== Segment start ==

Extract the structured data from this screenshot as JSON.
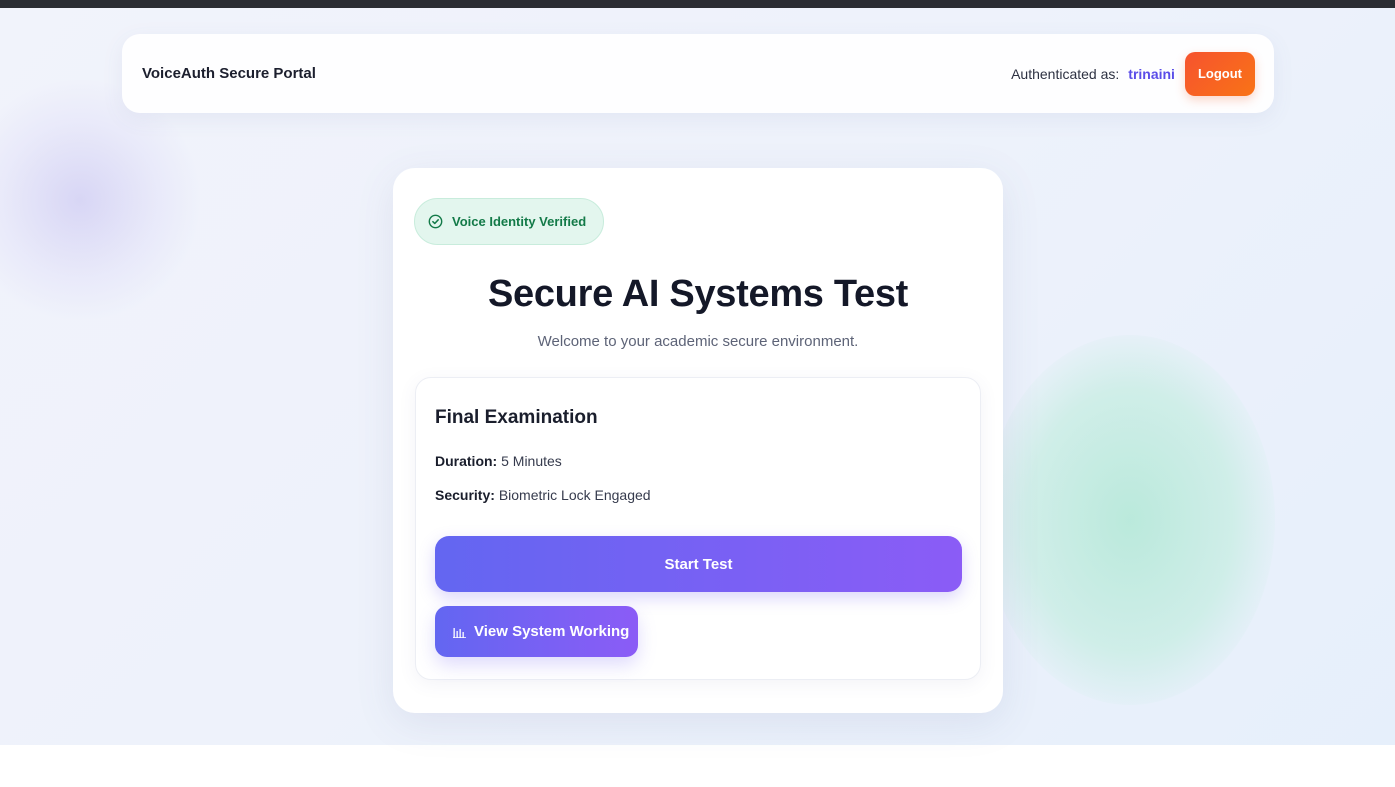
{
  "navbar": {
    "brand": "VoiceAuth Secure Portal",
    "auth_label": "Authenticated as:",
    "username": "trinaini",
    "logout_label": "Logout"
  },
  "card": {
    "badge": {
      "icon": "check-circle-icon",
      "label": "Voice Identity Verified"
    },
    "title": "Secure AI Systems Test",
    "subtitle": "Welcome to your academic secure environment.",
    "exam": {
      "title": "Final Examination",
      "duration_label": "Duration:",
      "duration_value": "5 Minutes",
      "security_label": "Security:",
      "security_value": "Biometric Lock Engaged",
      "start_label": "Start Test",
      "view_icon": "audio-bars-icon",
      "view_label": "View System Working"
    }
  },
  "colors": {
    "accent_start": "#6366f1",
    "accent_end": "#8b5cf6",
    "logout": "#f6532f",
    "verified_bg": "#e3f6ee",
    "verified_text": "#137a48",
    "username": "#5b4de8"
  }
}
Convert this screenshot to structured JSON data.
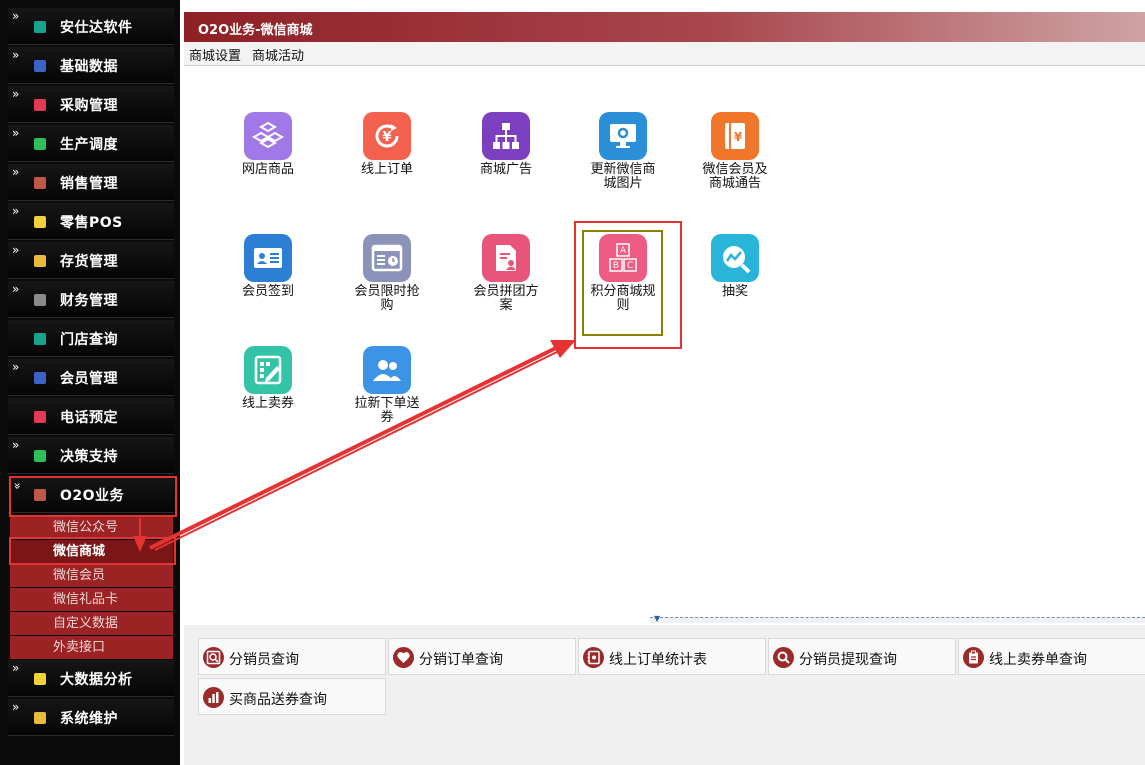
{
  "colors": {
    "sidebar_bg": "#0b0b0b",
    "submenu_bg": "#9b2323",
    "accent_red": "#e53333",
    "title_red": "#8e1f25"
  },
  "sidebar": {
    "items": [
      {
        "label": "安仕达软件",
        "chevron": "»",
        "icon_color": "#1aa38c"
      },
      {
        "label": "基础数据",
        "chevron": "»",
        "icon_color": "#3b63c7"
      },
      {
        "label": "采购管理",
        "chevron": "»",
        "icon_color": "#e23a55"
      },
      {
        "label": "生产调度",
        "chevron": "»",
        "icon_color": "#2fbf5a"
      },
      {
        "label": "销售管理",
        "chevron": "»",
        "icon_color": "#c0584a"
      },
      {
        "label": "零售POS",
        "chevron": "»",
        "icon_color": "#f2d13c"
      },
      {
        "label": "存货管理",
        "chevron": "»",
        "icon_color": "#e8b93a"
      },
      {
        "label": "财务管理",
        "chevron": "»",
        "icon_color": "#8a8a8a"
      },
      {
        "label": "门店查询",
        "chevron": "",
        "icon_color": "#1aa38c"
      },
      {
        "label": "会员管理",
        "chevron": "»",
        "icon_color": "#3b63c7"
      },
      {
        "label": "电话预定",
        "chevron": "",
        "icon_color": "#e23a55"
      },
      {
        "label": "决策支持",
        "chevron": "»",
        "icon_color": "#2fbf5a"
      },
      {
        "label": "O2O业务",
        "chevron": "»",
        "icon_color": "#c0584a"
      },
      {
        "label": "大数据分析",
        "chevron": "»",
        "icon_color": "#f2d13c"
      },
      {
        "label": "系统维护",
        "chevron": "»",
        "icon_color": "#e8b93a"
      }
    ],
    "o2o_submenu": [
      {
        "label": "微信公众号"
      },
      {
        "label": "微信商城"
      },
      {
        "label": "微信会员"
      },
      {
        "label": "微信礼品卡"
      },
      {
        "label": "自定义数据"
      },
      {
        "label": "外卖接口"
      }
    ]
  },
  "window": {
    "title": "O2O业务-微信商城",
    "menu": [
      "商城设置",
      "商城活动"
    ]
  },
  "tiles": [
    {
      "label": "网店商品",
      "icon": "cubes-icon",
      "color": "#a178e8"
    },
    {
      "label": "线上订单",
      "icon": "yen-refresh-icon",
      "color": "#f4614f"
    },
    {
      "label": "商城广告",
      "icon": "org-chart-icon",
      "color": "#7b3fbf"
    },
    {
      "label": "更新微信商城图片",
      "icon": "monitor-gear-icon",
      "color": "#2b8fd8"
    },
    {
      "label": "微信会员及商城通告",
      "icon": "yen-book-icon",
      "color": "#f0762c"
    },
    {
      "label": "会员签到",
      "icon": "id-card-icon",
      "color": "#2d7fd6"
    },
    {
      "label": "会员限时抢购",
      "icon": "timer-board-icon",
      "color": "#8b94b8"
    },
    {
      "label": "会员拼团方案",
      "icon": "document-user-icon",
      "color": "#e9547a"
    },
    {
      "label": "积分商城规则",
      "icon": "abc-blocks-icon",
      "color": "#ee5c84"
    },
    {
      "label": "抽奖",
      "icon": "chart-search-icon",
      "color": "#29b4d9"
    },
    {
      "label": "线上卖券",
      "icon": "grid-edit-icon",
      "color": "#33c4a8"
    },
    {
      "label": "拉新下单送券",
      "icon": "users-icon",
      "color": "#3d93e6"
    }
  ],
  "quick_buttons": [
    {
      "label": "分销员查询",
      "icon": "search-doc-icon"
    },
    {
      "label": "分销订单查询",
      "icon": "heart-icon"
    },
    {
      "label": "线上订单统计表",
      "icon": "notebook-icon"
    },
    {
      "label": "分销员提现查询",
      "icon": "search-icon"
    },
    {
      "label": "线上卖券单查询",
      "icon": "clipboard-icon"
    },
    {
      "label": "买商品送券查询",
      "icon": "bar-chart-icon"
    }
  ]
}
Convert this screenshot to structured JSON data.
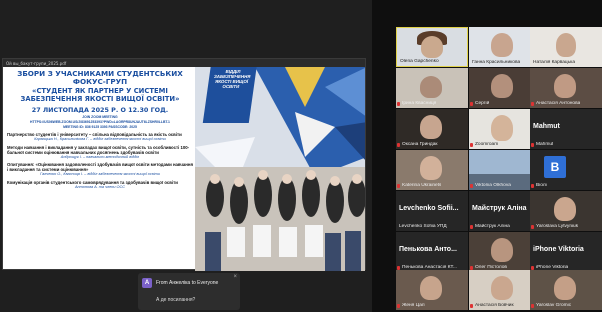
{
  "doc": {
    "filename": "Ой вы_бакут-групи_2025.pdf",
    "title": "ЗБОРИ З УЧАСНИКАМИ СТУДЕНТСЬКИХ ФОКУС-ГРУП",
    "subtitle": "«СТУДЕНТ ЯК ПАРТНЕР У СИСТЕМІ ЗАБЕЗПЕЧЕННЯ ЯКОСТІ ВИЩОЇ ОСВІТИ»",
    "date": "27 ЛИСТОПАДА 2025 Р. О 12.30 ГОД.",
    "zoom_line1": "JOIN ZOOM MEETING",
    "zoom_line2": "HTTPS://US06WEB.ZOOM.US/J/83691253393?PWD=LAGRPR8UNJAUT6LZSHR0LLBT.1",
    "zoom_line3": "MEETING ID: 836 9125 3393   PASSCODE: 2025",
    "items": [
      {
        "text": "Партнерство студентів і університету – спільна відповідальність за якість освіти",
        "by": "Карвацька Н., Красильнікова Г. – відділ забезпечення якості вищої освіти"
      },
      {
        "text": "Методи навчання і викладання у закладах вищої освіти, сутність та особливості 100-бальної системи оцінювання навчальних досягнень здобувачів освіти",
        "by": "Андрощук І. – навчально-методичний відділ"
      },
      {
        "text": "Опитування: «Оцінювання задоволеності здобувачів вищої освіти методами навчання і викладання та системи оцінювання»",
        "by": "Галченко О., Квасниця І. – відділ забезпечення якості вищої освіти"
      },
      {
        "text": "Комунікація органів студентського самоврядування та здобувачів вищої освіти",
        "by": "Антонова А. та члени ОСС"
      }
    ],
    "banner": "ВІДДІЛ ЗАБЕЗПЕЧЕННЯ ЯКОСТІ ВИЩОЇ ОСВІТИ"
  },
  "chat": {
    "avatar": "А",
    "from": "From Анжеліка to Everyone",
    "message": "А де посилання?",
    "close": "×"
  },
  "gallery": [
    {
      "name": "Olena Gapchenko"
    },
    {
      "name": "Ганна Красильникова"
    },
    {
      "name": "Наталія Карвацька"
    },
    {
      "name": "Ірина Квасниця"
    },
    {
      "name": "Сергій"
    },
    {
      "name": "Анастасія Антонова"
    },
    {
      "name": "Оксана Гриндак"
    },
    {
      "name": "Zoomroam"
    },
    {
      "name": "Mahmut",
      "big": "Mahmut"
    },
    {
      "name": "Katerina Ukrainets"
    },
    {
      "name": "Viktoriia Olkhova"
    },
    {
      "name": "Віолі",
      "initial": "В"
    },
    {
      "name": "Levchenko Sofiia УПД",
      "big": "Levchenko Sofii..."
    },
    {
      "name": "Майструк Аліна",
      "big": "Майструк Аліна"
    },
    {
      "name": "Yaroslava Lytvyniuk"
    },
    {
      "name": "Пенькова Анастасія КТ...",
      "big": "Пенькова Анто..."
    },
    {
      "name": "Олег Пістолов"
    },
    {
      "name": "iPhone Viktoria",
      "big": "iPhone Viktoria"
    },
    {
      "name": "Женя Цап"
    },
    {
      "name": "Анастасія Бовчик"
    },
    {
      "name": "Yaroslav Gromic"
    }
  ]
}
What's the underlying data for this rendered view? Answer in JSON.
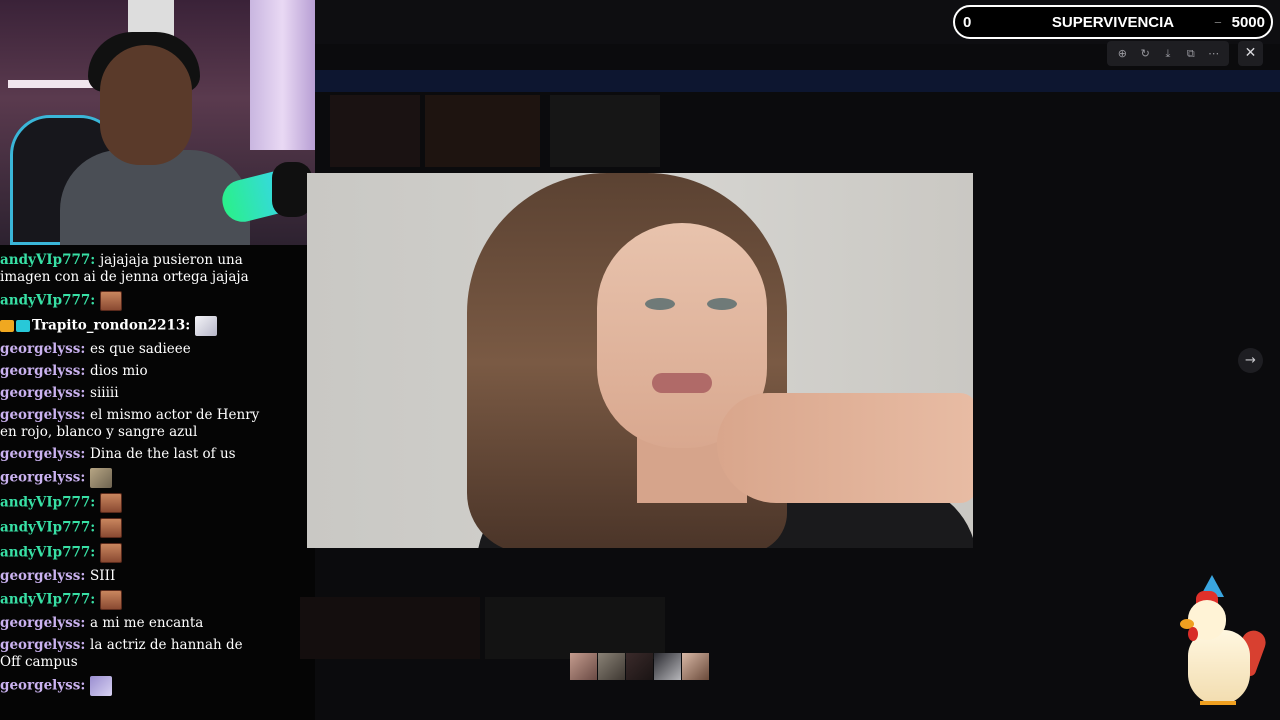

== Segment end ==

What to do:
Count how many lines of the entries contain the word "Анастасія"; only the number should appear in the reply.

Output:
3